Meanwhile, for the crackling, sprinkle salt on the skin and lay it in one layer in a roasting tin in a searingly hot oven (250°C-ish) for about 20-30 mins until it is crunchy, but don’t let it burn. Sprinkle with more salt if you fancy before serving.
To serve the meat, pull out any bones and discard them then, using two forks, tear the meat apart and put onto a warmed platter. Put the sauce in a jug to serve on the side.
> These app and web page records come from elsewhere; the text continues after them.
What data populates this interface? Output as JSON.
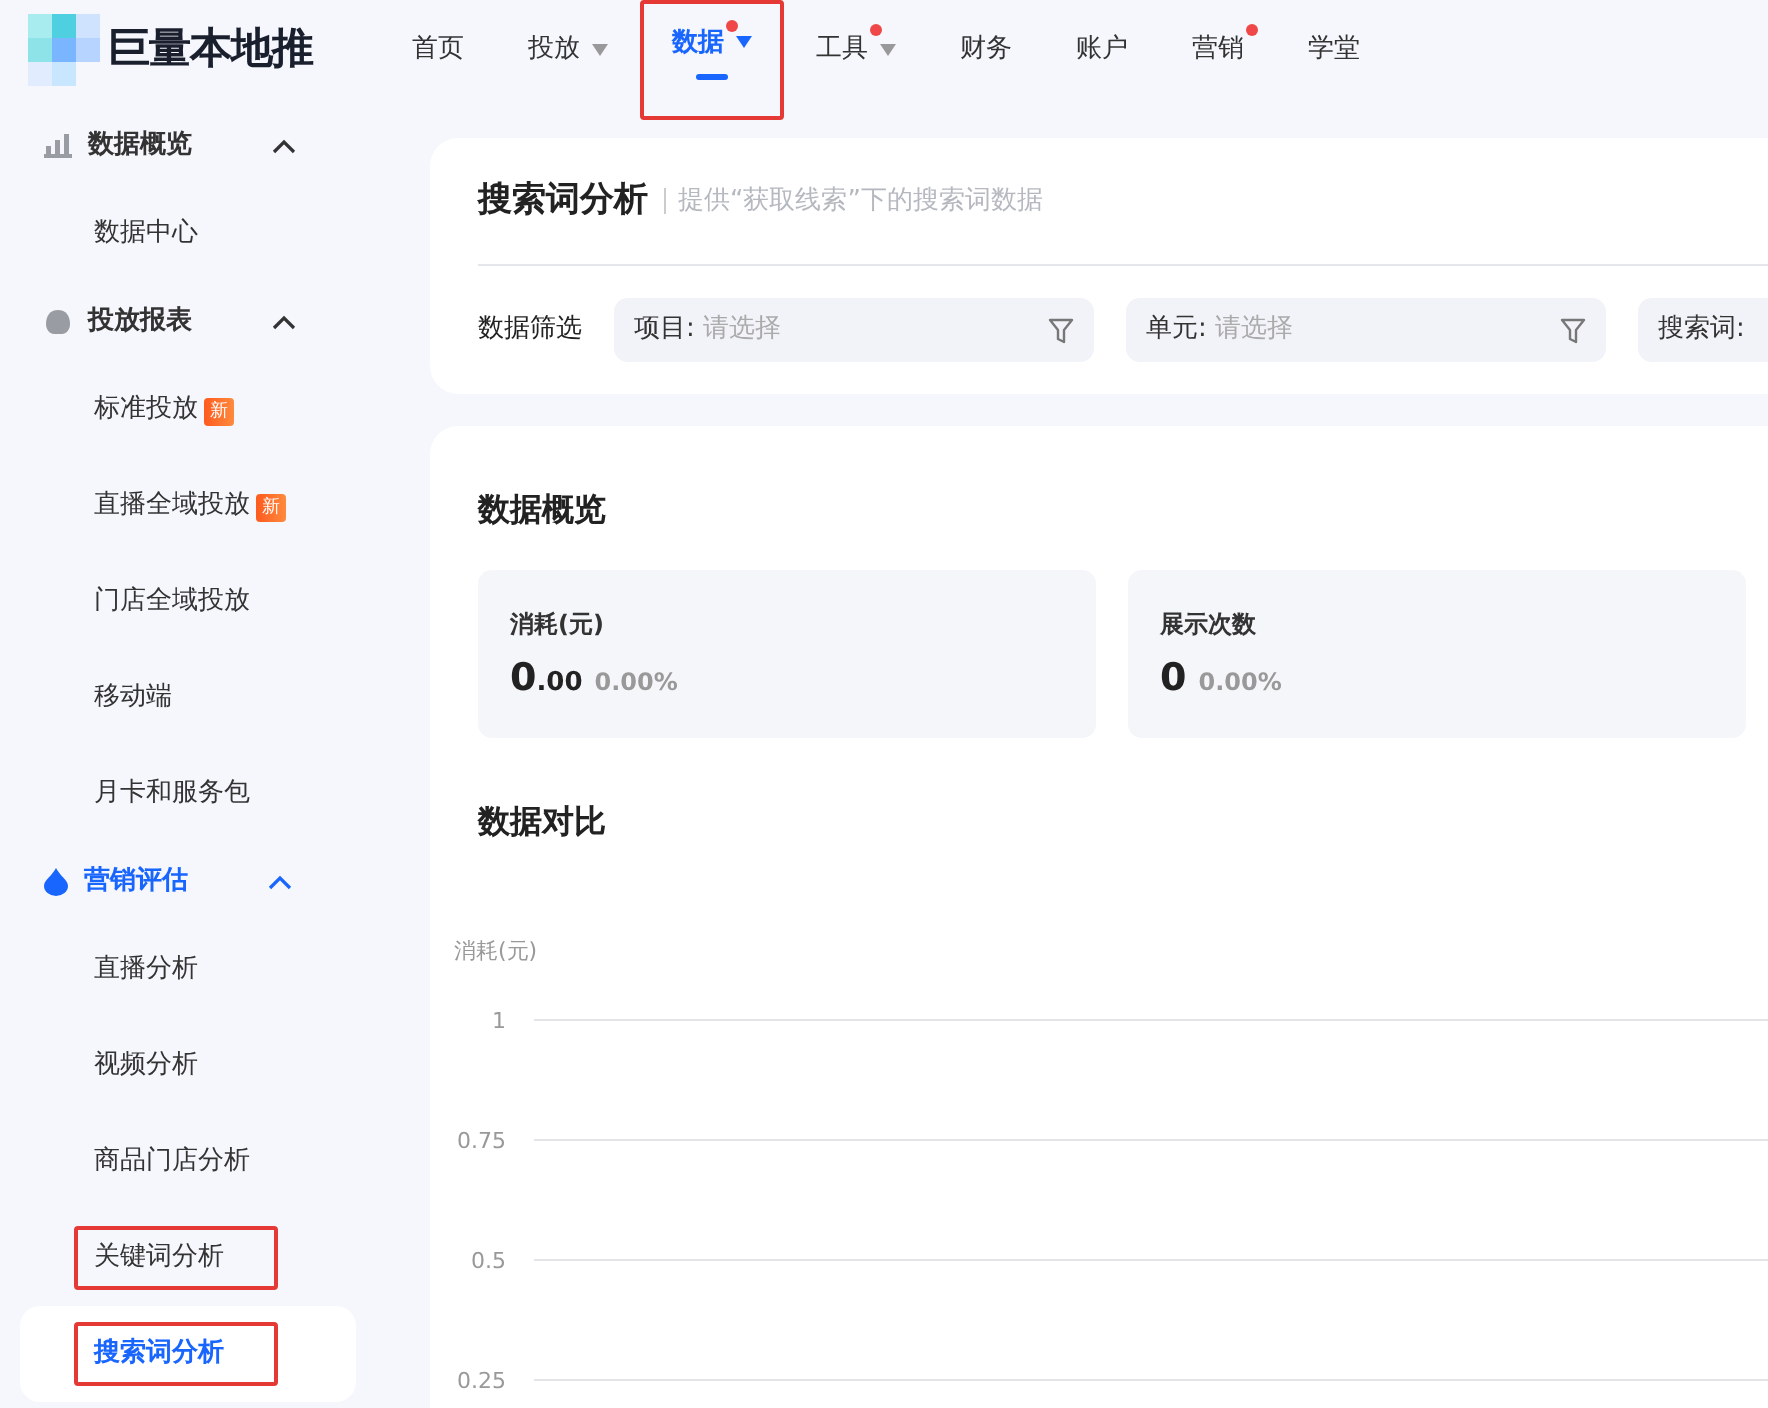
{
  "logo": {
    "text": "巨量本地推"
  },
  "nav": [
    {
      "label": "首页",
      "selected": false,
      "dropdown": false,
      "dot": false,
      "highlighted": false
    },
    {
      "label": "投放",
      "selected": false,
      "dropdown": true,
      "dot": false,
      "highlighted": false
    },
    {
      "label": "数据",
      "selected": true,
      "dropdown": true,
      "dot": true,
      "highlighted": true
    },
    {
      "label": "工具",
      "selected": false,
      "dropdown": true,
      "dot": true,
      "highlighted": false
    },
    {
      "label": "财务",
      "selected": false,
      "dropdown": false,
      "dot": false,
      "highlighted": false
    },
    {
      "label": "账户",
      "selected": false,
      "dropdown": false,
      "dot": false,
      "highlighted": false
    },
    {
      "label": "营销",
      "selected": false,
      "dropdown": false,
      "dot": true,
      "highlighted": false
    },
    {
      "label": "学堂",
      "selected": false,
      "dropdown": false,
      "dot": false,
      "highlighted": false
    }
  ],
  "sidebar": {
    "groups": [
      {
        "title": "数据概览",
        "active": false,
        "expanded": true,
        "items": [
          {
            "label": "数据中心",
            "selected": false,
            "highlighted": false
          }
        ]
      },
      {
        "title": "投放报表",
        "active": false,
        "expanded": true,
        "items": [
          {
            "label": "标准投放",
            "badge": "新",
            "selected": false,
            "highlighted": false
          },
          {
            "label": "直播全域投放",
            "badge": "新",
            "selected": false,
            "highlighted": false
          },
          {
            "label": "门店全域投放",
            "selected": false,
            "highlighted": false
          },
          {
            "label": "移动端",
            "selected": false,
            "highlighted": false
          },
          {
            "label": "月卡和服务包",
            "selected": false,
            "highlighted": false
          }
        ]
      },
      {
        "title": "营销评估",
        "active": true,
        "expanded": true,
        "items": [
          {
            "label": "直播分析",
            "selected": false,
            "highlighted": false
          },
          {
            "label": "视频分析",
            "selected": false,
            "highlighted": false
          },
          {
            "label": "商品门店分析",
            "selected": false,
            "highlighted": false
          },
          {
            "label": "关键词分析",
            "selected": false,
            "highlighted": true
          },
          {
            "label": "搜索词分析",
            "selected": true,
            "highlighted": true
          }
        ]
      }
    ]
  },
  "header": {
    "title": "搜索词分析",
    "subtitle": "提供“获取线索”下的搜索词数据",
    "filter_label": "数据筛选",
    "filters": [
      {
        "label": "项目:",
        "placeholder": "请选择"
      },
      {
        "label": "单元:",
        "placeholder": "请选择"
      },
      {
        "label": "搜索词:"
      }
    ]
  },
  "overview": {
    "title": "数据概览",
    "metrics": [
      {
        "label": "消耗(元)",
        "value": "0",
        "decimals": ".00",
        "change": "0.00%"
      },
      {
        "label": "展示次数",
        "value": "0",
        "change": "0.00%"
      }
    ]
  },
  "comparison": {
    "title": "数据对比",
    "axis_title": "消耗(元)",
    "axis_labels": [
      "1",
      "0.75",
      "0.5",
      "0.25"
    ]
  }
}
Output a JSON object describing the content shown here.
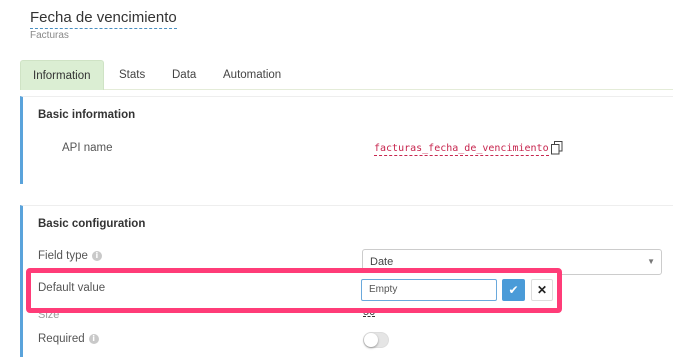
{
  "header": {
    "title": "Fecha de vencimiento",
    "subtitle": "Facturas"
  },
  "tabs": [
    {
      "label": "Information",
      "active": true
    },
    {
      "label": "Stats",
      "active": false
    },
    {
      "label": "Data",
      "active": false
    },
    {
      "label": "Automation",
      "active": false
    }
  ],
  "basic_information": {
    "title": "Basic information",
    "api_name_label": "API name",
    "api_name_value": "facturas_fecha_de_vencimiento",
    "copy_icon": "copy-icon"
  },
  "basic_configuration": {
    "title": "Basic configuration",
    "field_type_label": "Field type",
    "field_type_value": "Date",
    "default_value_label": "Default value",
    "default_value_input": "Empty",
    "size_label": "Size",
    "size_value": "50",
    "required_label": "Required",
    "required_on": false
  },
  "colors": {
    "accent": "#5aa3db",
    "active_tab": "#dbeed3",
    "highlight": "#ff3c78",
    "code": "#c7254e",
    "confirm_button": "#4a9bd8"
  }
}
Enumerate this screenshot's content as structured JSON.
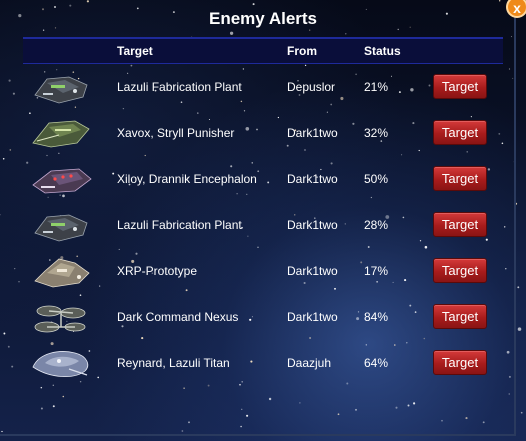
{
  "dialog": {
    "title": "Enemy Alerts",
    "close_label": "x"
  },
  "table": {
    "headers": {
      "target": "Target",
      "from": "From",
      "status": "Status"
    },
    "rows": [
      {
        "target": "Lazuli Fabrication Plant",
        "from": "Depuslor",
        "status": "21%",
        "action": "Target",
        "ship_icon": "fabrication-plant-ship-icon"
      },
      {
        "target": "Xavox, Stryll Punisher",
        "from": "Dark1two",
        "status": "32%",
        "action": "Target",
        "ship_icon": "punisher-ship-icon"
      },
      {
        "target": "Xiloy, Drannik Encephalon",
        "from": "Dark1two",
        "status": "50%",
        "action": "Target",
        "ship_icon": "encephalon-ship-icon"
      },
      {
        "target": "Lazuli Fabrication Plant",
        "from": "Dark1two",
        "status": "28%",
        "action": "Target",
        "ship_icon": "fabrication-plant-ship-icon"
      },
      {
        "target": "XRP-Prototype",
        "from": "Dark1two",
        "status": "17%",
        "action": "Target",
        "ship_icon": "prototype-ship-icon"
      },
      {
        "target": "Dark Command Nexus",
        "from": "Dark1two",
        "status": "84%",
        "action": "Target",
        "ship_icon": "nexus-ship-icon"
      },
      {
        "target": "Reynard, Lazuli Titan",
        "from": "Daazjuh",
        "status": "64%",
        "action": "Target",
        "ship_icon": "titan-ship-icon"
      }
    ]
  },
  "colors": {
    "button": "#b82424",
    "header_bar": "#0a0e3a",
    "header_border": "#1e2a9a",
    "close_button": "#ef8a1a"
  }
}
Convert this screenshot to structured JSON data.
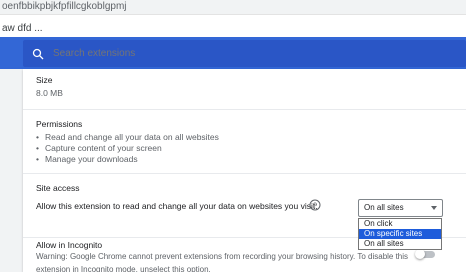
{
  "top": {
    "extension_id": "oenfbbikpbjkfpfillcgkoblgpmj",
    "address_text": "aw dfd ..."
  },
  "search": {
    "placeholder": "Search extensions"
  },
  "details": {
    "size_label": "Size",
    "size_value": "8.0 MB",
    "permissions_label": "Permissions",
    "permissions": [
      "Read and change all your data on all websites",
      "Capture content of your screen",
      "Manage your downloads"
    ],
    "site_access_label": "Site access",
    "site_access_prompt": "Allow this extension to read and change all your data on websites you visit:",
    "site_access_selected": "On all sites",
    "site_access_options": [
      "On click",
      "On specific sites",
      "On all sites"
    ],
    "incognito_label": "Allow in Incognito",
    "incognito_desc": "Warning: Google Chrome cannot prevent extensions from recording your browsing history. To disable this extension in Incognito mode, unselect this option."
  },
  "colors": {
    "header_bg": "#3367d6",
    "search_bg": "#2a56c6",
    "selected_option_bg": "#1e5cdb",
    "page_bg": "#f1f3f4"
  },
  "icons": {
    "search": "search-icon",
    "help": "help-circle-icon",
    "dropdown": "chevron-down-icon"
  }
}
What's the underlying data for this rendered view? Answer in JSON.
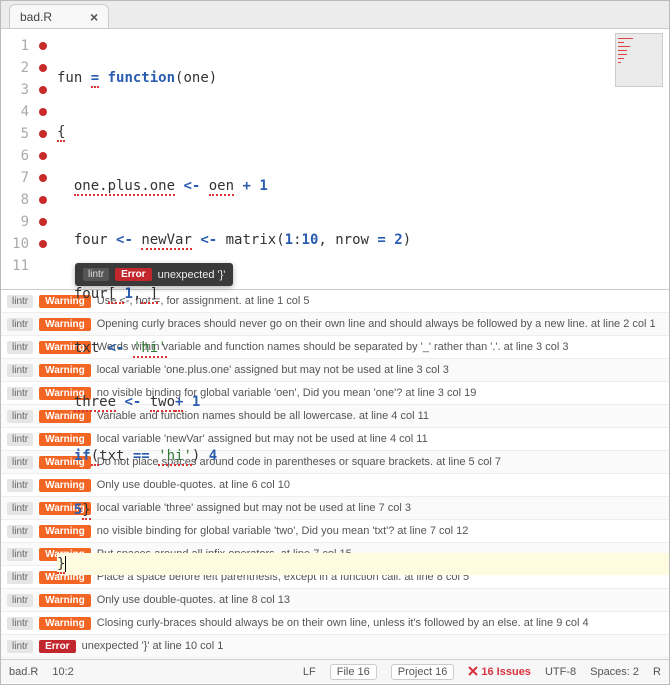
{
  "tab": {
    "title": "bad.R"
  },
  "code_lines": [
    {
      "n": 1,
      "marker": true
    },
    {
      "n": 2,
      "marker": true
    },
    {
      "n": 3,
      "marker": true
    },
    {
      "n": 4,
      "marker": true
    },
    {
      "n": 5,
      "marker": true
    },
    {
      "n": 6,
      "marker": true
    },
    {
      "n": 7,
      "marker": true
    },
    {
      "n": 8,
      "marker": true
    },
    {
      "n": 9,
      "marker": true
    },
    {
      "n": 10,
      "marker": true,
      "highlight": true
    },
    {
      "n": 11,
      "marker": false
    }
  ],
  "tooltip": {
    "source": "lintr",
    "level": "Error",
    "message": "unexpected '}'"
  },
  "issues": [
    {
      "source": "lintr",
      "level": "Warning",
      "message": "Use <-, not =, for assignment. at line 1 col 5"
    },
    {
      "source": "lintr",
      "level": "Warning",
      "message": "Opening curly braces should never go on their own line and should always be followed by a new line. at line 2 col 1"
    },
    {
      "source": "lintr",
      "level": "Warning",
      "message": "Words within variable and function names should be separated by '_' rather than '.'. at line 3 col 3"
    },
    {
      "source": "lintr",
      "level": "Warning",
      "message": "local variable 'one.plus.one' assigned but may not be used at line 3 col 3"
    },
    {
      "source": "lintr",
      "level": "Warning",
      "message": "no visible binding for global variable 'oen', Did you mean 'one'? at line 3 col 19"
    },
    {
      "source": "lintr",
      "level": "Warning",
      "message": "Variable and function names should be all lowercase. at line 4 col 11"
    },
    {
      "source": "lintr",
      "level": "Warning",
      "message": "local variable 'newVar' assigned but may not be used at line 4 col 11"
    },
    {
      "source": "lintr",
      "level": "Warning",
      "message": "Do not place spaces around code in parentheses or square brackets. at line 5 col 7"
    },
    {
      "source": "lintr",
      "level": "Warning",
      "message": "Only use double-quotes. at line 6 col 10"
    },
    {
      "source": "lintr",
      "level": "Warning",
      "message": "local variable 'three' assigned but may not be used at line 7 col 3"
    },
    {
      "source": "lintr",
      "level": "Warning",
      "message": "no visible binding for global variable 'two', Did you mean 'txt'? at line 7 col 12"
    },
    {
      "source": "lintr",
      "level": "Warning",
      "message": "Put spaces around all infix operators. at line 7 col 15"
    },
    {
      "source": "lintr",
      "level": "Warning",
      "message": "Place a space before left parenthesis, except in a function call. at line 8 col 5"
    },
    {
      "source": "lintr",
      "level": "Warning",
      "message": "Only use double-quotes. at line 8 col 13"
    },
    {
      "source": "lintr",
      "level": "Warning",
      "message": "Closing curly-braces should always be on their own line, unless it's followed by an else. at line 9 col 4"
    },
    {
      "source": "lintr",
      "level": "Error",
      "message": "unexpected '}' at line 10 col 1"
    }
  ],
  "status": {
    "filename": "bad.R",
    "cursor": "10:2",
    "line_ending": "LF",
    "file_count_label": "File",
    "file_count": "16",
    "project_count_label": "Project",
    "project_count": "16",
    "issues_label": "16 Issues",
    "encoding": "UTF-8",
    "spaces_label": "Spaces:",
    "spaces": "2",
    "language": "R"
  }
}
What you serve it with depends on you and your guests – my favourite accompaniments have been sticky coconut rice, chargrilled broccoli with chilli & garlic and Jamie’s free-styled salad of finely diced carrots, cucumber, apple & coconut with tarragon & parsley and a dressing made by tempering oil with mustard seeds, ginger & cumin, finished off with a good squeeze of lemon – a bit off-the-wall on its own but AMAZING with the pork and coconut rice. Last night I was feeding 16 guests, some of whom had more conservative tastes, so I did balsamic-roasted new potatoes & red onions, a marinated green bean salad with a Dijon & shallot dressing, a crunchy salad of carrots, fennel, cucumber & courgette and a simple green leaf salad.
We ate leftovers at about 10.30pm last night and I am still rather full, so have managed no more than a cup of detox tea so far this morning (pathetic, really). The Big Swede, however, got up at 5.30am to go surfing (the buzz on the Twittersphere tells me it’s the best swell of the season so far, so there is method to his madness) so he will probably return soon, absolutely famished, and I can attempt to assuage his hunger with a sandwich of torn, slow-roast pork, some garden lettuce and a bit of English mustard and mayo. Ooh, is that my appetite I can feel returning?